San Diego teen accused in homeless woman's death said he was going 'hobo hunting,' prosecutor says

SAN DIEGO — One of two teenagers charged in connection with the death of a homeless woman texted he intended to go “hobo hunting” before the violence, a prosecutor alleged Monday, according to NBC San Diego.

William Innes, 18, faces the most serious count, first-degree murder, in Monday’s charges against the pair in connection with the homicide of Annette Pershal, 68.

Armed with an air rifle loaded with pellets, Innes fatally shot Pershal in San Diego’s Serra Mesa neighborhood on or about May 8, authorities allege.

A makeshift memorial for the victim Annette Pershal in San Diego, Calif., on Aug. 7, 2023.
A makeshift memorial for Annette Pershal in San Diego on Monday.NBC San Diego

Police responded to reports of a woman down in Serra Mesa on May 8 and called paramedics, who couldn’t determine why Pershal was unconscious, San Diego police said in a statement.

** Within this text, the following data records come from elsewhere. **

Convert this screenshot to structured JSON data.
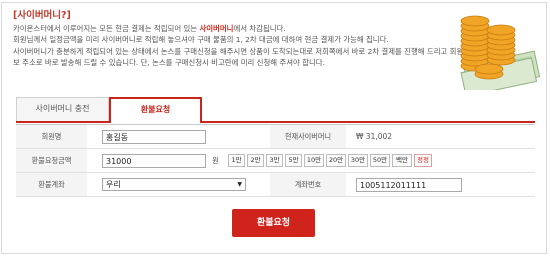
{
  "info": {
    "title": "[사이버머니?]",
    "line1_pre": "카이온스터에서 이루어지는 모든 현금 결제는 적립되어 있는 ",
    "line1_hl": "사이버머니",
    "line1_post": "에서 차감됩니다.",
    "line2": "회원님께서 일정금액을 미리 사이버머니로 적립해 놓으셔야 구매 물품의 1, 2차 대금에 대하여 현금 결제가 가능해 집니다.",
    "line3": "사이버머니가 충분하게 적립되어 있는 상태에서 논스를 구매신청을 해주시면 상품이 도착되는대로 저희쪽에서 바로 2차 결제를 진행해 드리고 회원정보 주소로 바로 발송해 드릴 수 있습니다. 단, 논스를 구매신청시 비고란에 미리 신청해 주셔야 합니다."
  },
  "tabs": [
    {
      "label": "사이버머니 충전"
    },
    {
      "label": "환불요청"
    }
  ],
  "form": {
    "name_label": "회원명",
    "name_value": "홍길동",
    "balance_label": "현재사이버머니",
    "balance_value": "₩ 31,002",
    "amount_label": "환불요청금액",
    "amount_value": "31000",
    "amount_unit": "원",
    "amount_buttons": [
      "1만",
      "2만",
      "3만",
      "5만",
      "10만",
      "20만",
      "30만",
      "50만",
      "백만"
    ],
    "reset_label": "정정",
    "bank_label": "환불계좌",
    "bank_value": "우리",
    "account_label": "계좌번호",
    "account_value": "1005112011111"
  },
  "submit_label": "환불요청",
  "colors": {
    "accent": "#c8251d",
    "button": "#d0231c"
  }
}
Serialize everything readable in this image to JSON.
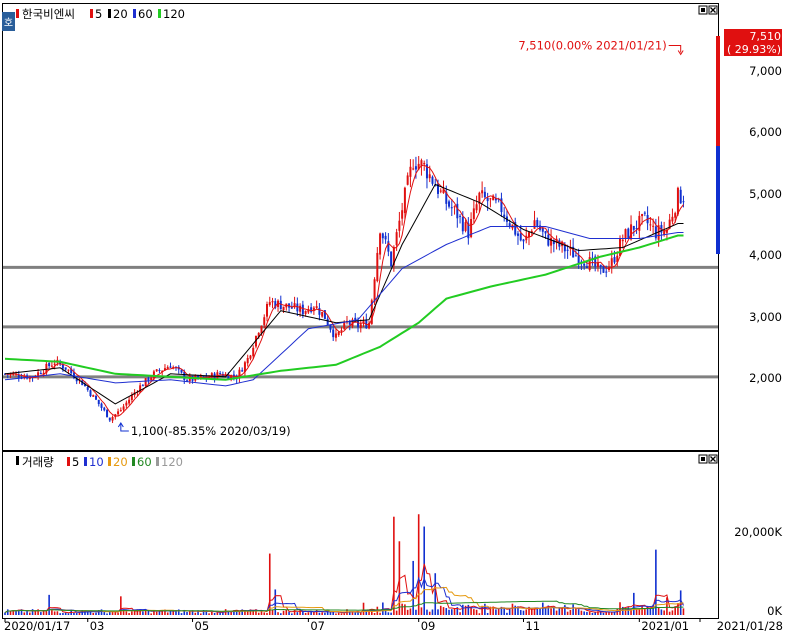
{
  "colors": {
    "up": "#e01010",
    "down": "#1030d0",
    "ma5": "#e01010",
    "ma20": "#000000",
    "ma60": "#1f2fd0",
    "ma120": "#22cc22",
    "vol_ma5": "#e01010",
    "vol_ma10": "#1f2fd0",
    "vol_ma20": "#e69a10",
    "vol_ma60": "#228822",
    "vol_ma120": "#999999",
    "hline": "#808080",
    "frame": "#000000"
  },
  "price_panel": {
    "legend": {
      "name": "한국비엔씨",
      "ma": [
        {
          "label": "5",
          "color_key": "ma5"
        },
        {
          "label": "20",
          "color_key": "ma20"
        },
        {
          "label": "60",
          "color_key": "ma60"
        },
        {
          "label": "120",
          "color_key": "ma120"
        }
      ]
    },
    "corner_glyph": "호",
    "current_annotation": "7,510(0.00% 2021/01/21)",
    "min_annotation": "1,100(-85.35% 2020/03/19)",
    "current_price_badge": "7,510",
    "current_change_badge": "( 29.93%)",
    "y_ticks": [
      "7,000",
      "6,000",
      "5,000",
      "4,000",
      "3,000",
      "2,000"
    ]
  },
  "volume_panel": {
    "legend": {
      "name": "거래량",
      "ma": [
        {
          "label": "5",
          "color_key": "vol_ma5"
        },
        {
          "label": "10",
          "color_key": "vol_ma10"
        },
        {
          "label": "20",
          "color_key": "vol_ma20"
        },
        {
          "label": "60",
          "color_key": "vol_ma60"
        },
        {
          "label": "120",
          "color_key": "vol_ma120"
        }
      ]
    },
    "y_ticks": [
      "20,000K",
      "0K"
    ]
  },
  "x_axis": {
    "labels": [
      "2020/01/17",
      "03",
      "05",
      "07",
      "09",
      "11",
      "2021/01",
      "2021/01/28"
    ]
  },
  "chart_data": {
    "type": "candlestick",
    "price_axis": {
      "min": 850,
      "max": 7900,
      "ticks": [
        2000,
        3000,
        4000,
        5000,
        6000,
        7000
      ]
    },
    "volume_axis": {
      "min": 0,
      "max": 29500,
      "unit": "K",
      "ticks": [
        0,
        20000
      ]
    },
    "x_range": {
      "start": 0,
      "end": 252
    },
    "x_ticks": [
      {
        "label": "2020/01/17",
        "x": 0
      },
      {
        "label": "03",
        "x": 30
      },
      {
        "label": "05",
        "x": 68
      },
      {
        "label": "07",
        "x": 110
      },
      {
        "label": "09",
        "x": 150
      },
      {
        "label": "11",
        "x": 188
      },
      {
        "label": "2021/01",
        "x": 230
      },
      {
        "label": "2021/01/28",
        "x": 252
      }
    ],
    "horizontal_levels": [
      3820,
      2830,
      2000
    ],
    "price_keypoints": [
      [
        0,
        2050
      ],
      [
        10,
        2000
      ],
      [
        18,
        2250
      ],
      [
        22,
        2150
      ],
      [
        28,
        1900
      ],
      [
        34,
        1550
      ],
      [
        38,
        1300
      ],
      [
        42,
        1450
      ],
      [
        48,
        1800
      ],
      [
        54,
        2050
      ],
      [
        60,
        2200
      ],
      [
        66,
        1950
      ],
      [
        72,
        1980
      ],
      [
        78,
        2050
      ],
      [
        84,
        2000
      ],
      [
        88,
        2300
      ],
      [
        92,
        2800
      ],
      [
        96,
        3250
      ],
      [
        100,
        3200
      ],
      [
        104,
        3150
      ],
      [
        108,
        3100
      ],
      [
        112,
        3200
      ],
      [
        116,
        3000
      ],
      [
        120,
        2650
      ],
      [
        124,
        2900
      ],
      [
        128,
        2850
      ],
      [
        132,
        2900
      ],
      [
        136,
        4500
      ],
      [
        140,
        3900
      ],
      [
        144,
        4800
      ],
      [
        148,
        5600
      ],
      [
        152,
        5500
      ],
      [
        156,
        5200
      ],
      [
        160,
        4900
      ],
      [
        164,
        4700
      ],
      [
        168,
        4400
      ],
      [
        172,
        5000
      ],
      [
        176,
        4900
      ],
      [
        180,
        4800
      ],
      [
        184,
        4500
      ],
      [
        188,
        4200
      ],
      [
        192,
        4600
      ],
      [
        196,
        4300
      ],
      [
        200,
        4200
      ],
      [
        204,
        4100
      ],
      [
        208,
        4000
      ],
      [
        212,
        3900
      ],
      [
        216,
        3750
      ],
      [
        220,
        3900
      ],
      [
        224,
        4300
      ],
      [
        228,
        4500
      ],
      [
        232,
        4600
      ],
      [
        236,
        4400
      ],
      [
        240,
        4450
      ],
      [
        244,
        5000
      ]
    ],
    "ma_keypoints": {
      "ma20": [
        [
          0,
          2050
        ],
        [
          20,
          2150
        ],
        [
          40,
          1550
        ],
        [
          60,
          2050
        ],
        [
          80,
          2000
        ],
        [
          100,
          3100
        ],
        [
          120,
          2900
        ],
        [
          132,
          2950
        ],
        [
          144,
          4200
        ],
        [
          156,
          5200
        ],
        [
          172,
          4900
        ],
        [
          188,
          4450
        ],
        [
          208,
          4100
        ],
        [
          224,
          4150
        ],
        [
          244,
          4550
        ]
      ],
      "ma60": [
        [
          0,
          1950
        ],
        [
          20,
          2050
        ],
        [
          40,
          1900
        ],
        [
          60,
          1950
        ],
        [
          80,
          1850
        ],
        [
          90,
          1950
        ],
        [
          110,
          2800
        ],
        [
          128,
          2950
        ],
        [
          144,
          3800
        ],
        [
          160,
          4200
        ],
        [
          176,
          4500
        ],
        [
          196,
          4500
        ],
        [
          212,
          4300
        ],
        [
          230,
          4300
        ],
        [
          244,
          4400
        ]
      ],
      "ma120": [
        [
          0,
          2300
        ],
        [
          20,
          2250
        ],
        [
          40,
          2050
        ],
        [
          60,
          2000
        ],
        [
          80,
          1950
        ],
        [
          100,
          2100
        ],
        [
          120,
          2200
        ],
        [
          136,
          2500
        ],
        [
          150,
          2900
        ],
        [
          160,
          3300
        ],
        [
          176,
          3500
        ],
        [
          196,
          3700
        ],
        [
          216,
          4000
        ],
        [
          230,
          4150
        ],
        [
          244,
          4350
        ]
      ]
    },
    "volume_spikes": [
      {
        "x": 16,
        "value": 4100
      },
      {
        "x": 42,
        "value": 3800
      },
      {
        "x": 96,
        "value": 12500
      },
      {
        "x": 98,
        "value": 5200
      },
      {
        "x": 130,
        "value": 2500
      },
      {
        "x": 141,
        "value": 20000
      },
      {
        "x": 143,
        "value": 15000
      },
      {
        "x": 148,
        "value": 11000
      },
      {
        "x": 150,
        "value": 20500
      },
      {
        "x": 152,
        "value": 18000
      },
      {
        "x": 156,
        "value": 8500
      },
      {
        "x": 184,
        "value": 2300
      },
      {
        "x": 228,
        "value": 4500
      },
      {
        "x": 236,
        "value": 13300
      },
      {
        "x": 240,
        "value": 3600
      },
      {
        "x": 245,
        "value": 5000
      },
      {
        "x": 247,
        "value": 4000
      }
    ],
    "annotations": [
      {
        "text": "7,510(0.00% 2021/01/21)",
        "x": 245,
        "price": 7510
      },
      {
        "text": "1,100(-85.35% 2020/03/19)",
        "x": 42,
        "price": 1100
      }
    ]
  }
}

She was taken to a hospital, where doctors determined that she had been shot several times with a pellet gun and that the injuries were not survivable, police said.

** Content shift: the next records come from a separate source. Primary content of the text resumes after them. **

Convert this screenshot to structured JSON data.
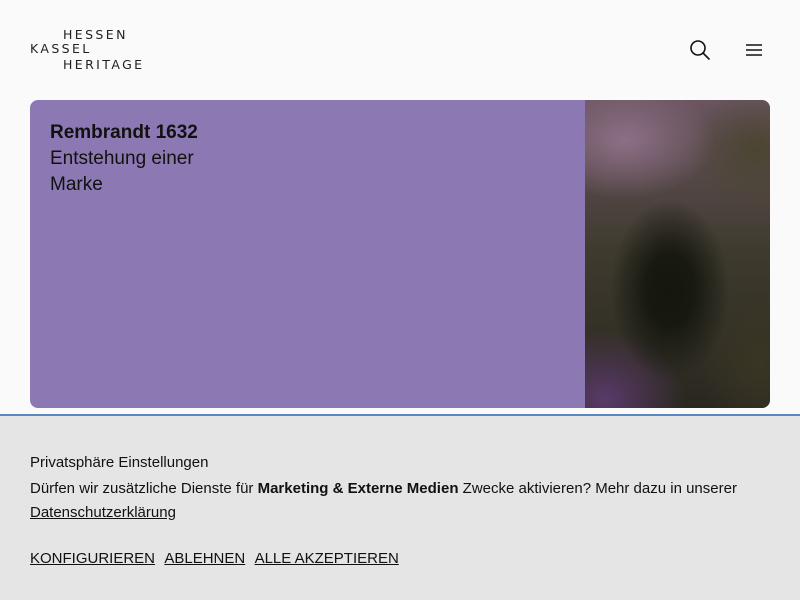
{
  "header": {
    "logo": {
      "line1": "HESSEN",
      "line2": "KASSEL",
      "line3": "HERITAGE"
    },
    "search_icon": "search-icon",
    "menu_icon": "hamburger-menu-icon"
  },
  "card": {
    "title": "Rembrandt 1632",
    "subtitle": "Entstehung einer Marke",
    "background_color": "#8c78b3"
  },
  "cookie_banner": {
    "title": "Privatsphäre Einstellungen",
    "text_before": "Dürfen wir zusätzliche Dienste für ",
    "text_bold": "Marketing & Externe Medien",
    "text_after": " Zwecke aktivieren? Mehr dazu in unserer ",
    "privacy_link": "Datenschutzerklärung",
    "buttons": {
      "configure": "KONFIGURIEREN",
      "reject": "ABLEHNEN",
      "accept_all": "ALLE AKZEPTIEREN"
    },
    "border_color": "#5a87c0"
  }
}
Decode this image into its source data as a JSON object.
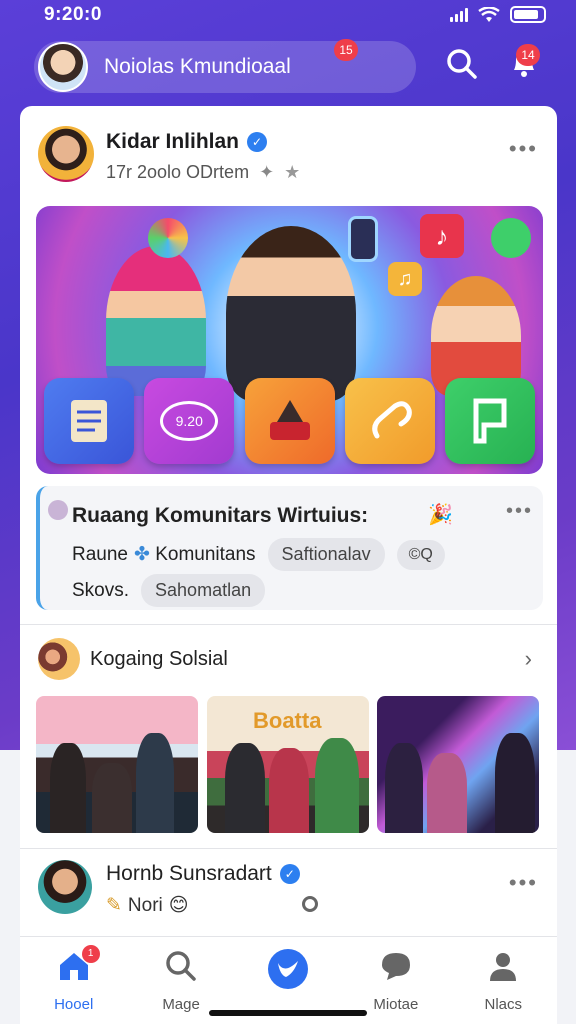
{
  "status_bar": {
    "time": "9:20:0"
  },
  "header": {
    "title": "Noiolas Kmundioaal",
    "badge": "15",
    "notif_badge": "14"
  },
  "post": {
    "author": "Kidar Inlihlan",
    "meta": "17r 2oolo   ODrtem",
    "hero_tiles": [
      "notes",
      "chat",
      "shop",
      "music",
      "flag"
    ],
    "chat_tile_text": "9.20"
  },
  "community": {
    "title": "Ruaang Komunitars Wirtuius:",
    "row1_text_a": "Raune",
    "row1_text_b": "Komunitans",
    "row1_chip": "Saftionalav",
    "row1_chip_icon": "©Q",
    "row2_text": "Skovs.",
    "row2_chip": "Sahomatlan"
  },
  "group": {
    "title": "Kogaing Solsial",
    "photo_banner": "Boatta"
  },
  "post2": {
    "author": "Hornb Sunsradart",
    "sub": "Nori"
  },
  "tabs": [
    {
      "label": "Hooel",
      "badge": "1",
      "icon": "home-icon"
    },
    {
      "label": "Mage",
      "icon": "search-icon"
    },
    {
      "label": "",
      "icon": "bird-icon"
    },
    {
      "label": "Miotae",
      "icon": "chat-bubble-icon"
    },
    {
      "label": "Nlacs",
      "icon": "profile-icon"
    }
  ],
  "colors": {
    "accent": "#2d6ff0",
    "badge": "#ef3e4a",
    "header_bg": "#5b3fd8"
  }
}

Deputy District Attorney Roza Egiazarian said Monday that Pershal was shot in the head, a leg and the torso, according to NBC San Diego. One pellet ruptured her aorta, the prosecutor said. 

Pershal was declared dead three days after she was found, police said.

Egiazarian said in court Monday that Innes sent a group text to contacts who included his co-defendant, Ryan Hopkins, 19, according to NBC San Diego.

It said, “I’m going hobo hunting with a pellet gun,” according to the prosecutor.

Egiazarian said authorities found the possible weapon, a Gamo Shadow Whisper air rifle, in a search of Innes’ home, according to station.

Innes faces additional charges of possession of an assault weapon, banned in California, and failure to apply for serial numbers for two would-be firearms under state legislation designed to thwart ghost guns, essentially untraceable firearms that can be 3D-printed.

Hopkins is charged with assault with a deadly weapon. Prosecutors said he drove Innes to the scene, which NBC San Diego described as a parking lot.

Both teenagers, who live in the area, pleaded not guilty after their arrests last week. They remained in jail without bail, according to jail records.

Hopkins was scheduled to appear in court Thursday, when he will ask for bail, said his attorney, Vikas Bajaj, the station reported.

In court Monday, Bajaj disputed the timing of the “hobo hunting” text, saying it was sent 12 hours after the shooting, the station reported.

He described Hopkins as “a good kid with a warm heart.”

Attorneys for Innes and Hopkins did not immediately respond to requests for comment from NBC News.

The San Diego County medical examiner’s office determined Pershal’s death was a homicide. The cause of death is pending, and the office is “still working on the case,” county spokesperson Chuck Westerheide Jr. said.

Homicides by air-powered guns are rare. “The literature on air weapon deaths yielded only three murders in the United States,” a 2019 study by the journal Clinical Practice and Cases in Emergency Medicine found.

Pershal’s death comes as the city’s homeless — a population that has grown beyond 10,000 — face crackdowns by police.

Responding to complaints about blocklong encampments on sidewalks and in front of businesses, the city has taken the hard-line approach, seen in Los Angeles and elsewhere, of essentially outlawing “unsafe camping” outdoors.

People living on the streets also continue to be victimized. In Los Angeles last year, nearly 1 in 4 murder victims was homeless, NBC Los Angeles found.

The state has set aside at least $12 billion to address homelessness.

Residents and patrons of the area where Pershal, known as Granny Annie, was found unresponsive told NBC San Diego she lived on the streets there for at least seven years.